*What you have to do:*
Line by line, copy the material below exactly as given.

*Listed entries:*

══════════

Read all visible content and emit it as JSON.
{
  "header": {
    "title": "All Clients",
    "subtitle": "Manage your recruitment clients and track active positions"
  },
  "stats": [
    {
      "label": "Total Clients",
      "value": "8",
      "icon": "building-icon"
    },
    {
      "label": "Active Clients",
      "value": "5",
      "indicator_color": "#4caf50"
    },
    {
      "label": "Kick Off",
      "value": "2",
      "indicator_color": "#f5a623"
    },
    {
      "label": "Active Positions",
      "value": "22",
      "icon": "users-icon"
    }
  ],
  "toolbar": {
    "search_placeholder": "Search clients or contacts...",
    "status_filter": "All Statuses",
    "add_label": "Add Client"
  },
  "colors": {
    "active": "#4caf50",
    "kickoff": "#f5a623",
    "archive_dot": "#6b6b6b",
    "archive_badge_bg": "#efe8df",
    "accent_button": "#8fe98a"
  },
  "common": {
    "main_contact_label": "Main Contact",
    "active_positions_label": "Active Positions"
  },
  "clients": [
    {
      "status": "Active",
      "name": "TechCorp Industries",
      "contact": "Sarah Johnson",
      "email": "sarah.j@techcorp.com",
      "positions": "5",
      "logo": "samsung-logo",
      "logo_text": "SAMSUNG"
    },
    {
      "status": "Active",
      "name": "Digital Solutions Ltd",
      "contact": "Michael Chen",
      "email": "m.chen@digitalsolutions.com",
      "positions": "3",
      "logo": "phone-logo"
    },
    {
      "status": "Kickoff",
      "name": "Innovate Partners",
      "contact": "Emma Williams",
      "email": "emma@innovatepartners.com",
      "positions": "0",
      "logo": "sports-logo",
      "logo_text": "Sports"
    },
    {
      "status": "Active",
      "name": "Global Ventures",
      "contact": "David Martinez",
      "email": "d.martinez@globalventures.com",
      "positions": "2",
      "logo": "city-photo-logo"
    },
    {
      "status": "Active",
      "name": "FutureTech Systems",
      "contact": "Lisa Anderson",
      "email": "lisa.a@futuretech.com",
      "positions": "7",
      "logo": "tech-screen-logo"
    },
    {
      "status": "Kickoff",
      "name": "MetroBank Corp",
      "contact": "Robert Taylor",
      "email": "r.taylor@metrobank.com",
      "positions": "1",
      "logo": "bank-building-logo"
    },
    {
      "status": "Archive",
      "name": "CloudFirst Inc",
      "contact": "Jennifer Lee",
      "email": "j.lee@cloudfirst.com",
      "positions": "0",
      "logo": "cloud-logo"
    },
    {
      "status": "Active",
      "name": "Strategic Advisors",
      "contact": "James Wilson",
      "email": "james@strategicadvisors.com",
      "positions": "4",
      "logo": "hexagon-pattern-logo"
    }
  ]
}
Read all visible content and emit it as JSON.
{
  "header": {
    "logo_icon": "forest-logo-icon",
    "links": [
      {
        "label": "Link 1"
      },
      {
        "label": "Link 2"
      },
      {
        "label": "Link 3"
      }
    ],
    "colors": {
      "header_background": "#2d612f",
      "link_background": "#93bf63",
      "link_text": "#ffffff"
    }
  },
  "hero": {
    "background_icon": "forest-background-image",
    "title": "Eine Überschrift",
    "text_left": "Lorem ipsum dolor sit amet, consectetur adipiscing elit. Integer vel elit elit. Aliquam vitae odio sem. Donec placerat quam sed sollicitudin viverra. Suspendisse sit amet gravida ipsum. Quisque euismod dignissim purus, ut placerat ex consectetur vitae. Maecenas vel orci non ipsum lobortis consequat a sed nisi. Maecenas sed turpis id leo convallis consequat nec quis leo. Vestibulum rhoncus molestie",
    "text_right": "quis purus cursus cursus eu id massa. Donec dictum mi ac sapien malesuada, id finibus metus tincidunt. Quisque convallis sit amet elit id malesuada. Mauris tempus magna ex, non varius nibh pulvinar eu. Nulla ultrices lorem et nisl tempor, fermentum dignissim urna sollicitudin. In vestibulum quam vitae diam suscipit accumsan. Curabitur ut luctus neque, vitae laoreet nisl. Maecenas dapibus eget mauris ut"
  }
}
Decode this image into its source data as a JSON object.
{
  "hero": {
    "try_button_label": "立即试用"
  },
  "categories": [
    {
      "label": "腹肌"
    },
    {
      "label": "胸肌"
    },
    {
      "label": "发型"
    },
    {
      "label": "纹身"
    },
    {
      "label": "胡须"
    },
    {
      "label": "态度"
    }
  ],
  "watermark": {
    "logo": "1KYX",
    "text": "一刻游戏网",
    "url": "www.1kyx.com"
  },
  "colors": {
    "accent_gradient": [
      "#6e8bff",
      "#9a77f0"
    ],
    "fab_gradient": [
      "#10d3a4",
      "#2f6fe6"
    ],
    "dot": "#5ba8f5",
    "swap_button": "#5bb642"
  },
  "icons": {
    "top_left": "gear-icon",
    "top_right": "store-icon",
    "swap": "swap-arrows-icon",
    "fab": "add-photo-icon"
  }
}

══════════

*Task result:*
Read all visible content and emit it as JSON.
{
  "header": {
    "title": "All Clients",
    "subtitle": "Manage your recruitment clients and track active positions"
  },
  "stats": [
    {
      "label": "Total Clients",
      "value": "8",
      "icon": "building-icon"
    },
    {
      "label": "Active Clients",
      "value": "5",
      "indicator_color": "#4caf50"
    },
    {
      "label": "Kick Off",
      "value": "2",
      "indicator_color": "#f5a623"
    },
    {
      "label": "Active Positions",
      "value": "22",
      "icon": "users-icon"
    }
  ],
  "toolbar": {
    "search_placeholder": "Search clients or contacts...",
    "status_filter": "All Statuses",
    "add_label": "Add Client"
  },
  "colors": {
    "active": "#4caf50",
    "kickoff": "#f5a623",
    "archive_dot": "#6b6b6b",
    "archive_badge_bg": "#efe8df",
    "accent_button": "#8fe98a"
  },
  "common": {
    "main_contact_label": "Main Contact",
    "active_positions_label": "Active Positions"
  },
  "clients": [
    {
      "status": "Active",
      "name": "TechCorp Industries",
      "contact": "Sarah Johnson",
      "email": "sarah.j@techcorp.com",
      "positions": "5",
      "logo": "samsung-logo",
      "logo_text": "SAMSUNG"
    },
    {
      "status": "Active",
      "name": "Digital Solutions Ltd",
      "contact": "Michael Chen",
      "email": "m.chen@digitalsolutions.com",
      "positions": "3",
      "logo": "phone-logo"
    },
    {
      "status": "Kickoff",
      "name": "Innovate Partners",
      "contact": "Emma Williams",
      "email": "emma@innovatepartners.com",
      "positions": "0",
      "logo": "sports-logo",
      "logo_text": "Sports"
    },
    {
      "status": "Active",
      "name": "Global Ventures",
      "contact": "David Martinez",
      "email": "d.martinez@globalventures.com",
      "positions": "2",
      "logo": "city-photo-logo"
    },
    {
      "status": "Active",
      "name": "FutureTech Systems",
      "contact": "Lisa Anderson",
      "email": "lisa.a@futuretech.com",
      "positions": "7",
      "logo": "tech-screen-logo"
    },
    {
      "status": "Kickoff",
      "name": "MetroBank Corp",
      "contact": "Robert Taylor",
      "email": "r.taylor@metrobank.com",
      "positions": "1",
      "logo": "bank-building-logo"
    },
    {
      "status": "Archive",
      "name": "CloudFirst Inc",
      "contact": "Jennifer Lee",
      "email": "j.lee@cloudfirst.com",
      "positions": "0",
      "logo": "cloud-logo"
    },
    {
      "status": "Active",
      "name": "Strategic Advisors",
      "contact": "James Wilson",
      "email": "james@strategicadvisors.com",
      "positions": "4",
      "logo": "hexagon-pattern-logo"
    }
  ]
}
Read all visible content and emit it as JSON.
{
  "header": {
    "logo_icon": "forest-logo-icon",
    "links": [
      {
        "label": "Link 1"
      },
      {
        "label": "Link 2"
      },
      {
        "label": "Link 3"
      }
    ],
    "colors": {
      "header_background": "#2d612f",
      "link_background": "#93bf63",
      "link_text": "#ffffff"
    }
  },
  "hero": {
    "background_icon": "forest-background-image",
    "title": "Eine Überschrift",
    "text_left": "Lorem ipsum dolor sit amet, consectetur adipiscing elit. Integer vel elit elit. Aliquam vitae odio sem. Donec placerat quam sed sollicitudin viverra. Suspendisse sit amet gravida ipsum. Quisque euismod dignissim purus, ut placerat ex consectetur vitae. Maecenas vel orci non ipsum lobortis consequat a sed nisi. Maecenas sed turpis id leo convallis consequat nec quis leo. Vestibulum rhoncus molestie",
    "text_right": "quis purus cursus cursus eu id massa. Donec dictum mi ac sapien malesuada, id finibus metus tincidunt. Quisque convallis sit amet elit id malesuada. Mauris tempus magna ex, non varius nibh pulvinar eu. Nulla ultrices lorem et nisl tempor, fermentum dignissim urna sollicitudin. In vestibulum quam vitae diam suscipit accumsan. Curabitur ut luctus neque, vitae laoreet nisl. Maecenas dapibus eget mauris ut"
  }
}
Decode this image into its source data as a JSON object.
{
  "hero": {
    "try_button_label": "立即试用"
  },
  "categories": [
    {
      "label": "腹肌"
    },
    {
      "label": "胸肌"
    },
    {
      "label": "发型"
    },
    {
      "label": "纹身"
    },
    {
      "label": "胡须"
    },
    {
      "label": "态度"
    }
  ],
  "watermark": {
    "logo": "1KYX",
    "text": "一刻游戏网",
    "url": "www.1kyx.com"
  },
  "colors": {
    "accent_gradient": [
      "#6e8bff",
      "#9a77f0"
    ],
    "fab_gradient": [
      "#10d3a4",
      "#2f6fe6"
    ],
    "dot": "#5ba8f5",
    "swap_button": "#5bb642"
  },
  "icons": {
    "top_left": "gear-icon",
    "top_right": "store-icon",
    "swap": "swap-arrows-icon",
    "fab": "add-photo-icon"
  }
}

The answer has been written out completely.